has shown remarkable results in the treatment of horse wounds and the prevention of “proud flesh.” Wounds on horses can be difficult and slow to heal, especially below the knee or hock, primarily because the legs are comprised of bone, tendons and ligaments, lacking underlying muscle.
The skin is relatively thin and the tight surface makes suturing difficult. Even after wounds are stitched, they often break open due to excessive tension and motion. Injuries in this part of the anatomy tend to produce excessive granulation tissue, otherwise known as "proud flesh." Proud flesh is a protrusion from the skin surface and is accompanied by inflammation. It can significantly impact the horse's performance ability and appearance, which can ultimately affect its value.
Many potions have been developed to eat away granulation tissue, but they have generally been caustic substances. Caustic substances destroy healthy tissue and the exuberant granulation tissue. This approach is painful. The caustic substances may cause further damage to the wound and inhibit healing.

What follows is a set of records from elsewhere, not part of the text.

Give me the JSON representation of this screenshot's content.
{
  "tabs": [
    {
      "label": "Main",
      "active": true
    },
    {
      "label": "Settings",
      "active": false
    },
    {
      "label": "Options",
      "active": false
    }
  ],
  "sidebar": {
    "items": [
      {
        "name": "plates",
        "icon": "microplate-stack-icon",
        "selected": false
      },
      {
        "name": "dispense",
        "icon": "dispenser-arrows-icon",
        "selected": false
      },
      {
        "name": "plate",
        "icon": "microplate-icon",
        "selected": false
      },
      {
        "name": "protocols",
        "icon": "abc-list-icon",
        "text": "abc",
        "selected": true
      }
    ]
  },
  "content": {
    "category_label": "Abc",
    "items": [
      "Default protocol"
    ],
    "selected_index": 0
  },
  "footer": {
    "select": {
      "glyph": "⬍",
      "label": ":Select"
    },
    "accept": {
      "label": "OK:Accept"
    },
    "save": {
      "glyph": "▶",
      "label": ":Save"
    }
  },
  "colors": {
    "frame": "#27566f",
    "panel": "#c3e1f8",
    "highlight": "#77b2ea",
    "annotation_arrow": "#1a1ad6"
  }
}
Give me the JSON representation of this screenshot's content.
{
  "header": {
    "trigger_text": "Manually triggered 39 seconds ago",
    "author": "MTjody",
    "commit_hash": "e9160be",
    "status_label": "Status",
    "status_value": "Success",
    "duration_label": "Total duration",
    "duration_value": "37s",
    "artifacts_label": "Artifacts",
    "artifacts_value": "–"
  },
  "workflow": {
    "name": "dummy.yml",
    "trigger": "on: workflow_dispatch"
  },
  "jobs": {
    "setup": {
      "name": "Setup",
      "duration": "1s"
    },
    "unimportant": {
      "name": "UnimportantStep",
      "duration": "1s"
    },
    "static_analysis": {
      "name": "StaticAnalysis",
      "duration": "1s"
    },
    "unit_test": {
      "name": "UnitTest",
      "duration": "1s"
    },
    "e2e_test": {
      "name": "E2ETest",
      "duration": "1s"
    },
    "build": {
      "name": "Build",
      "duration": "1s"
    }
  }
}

Home remedies suggest a paste of sugar and iodine as a cover up, or meat tenderizer, but they are completely ineffective. Left untreated this condition can result in a veterinarian having to cut away or cauterize the excess tissue, then tightly wrap the wound to immobilize it in hopes that the proud flesh does not grow back. It is a sad fact that in most cases, this approach fails.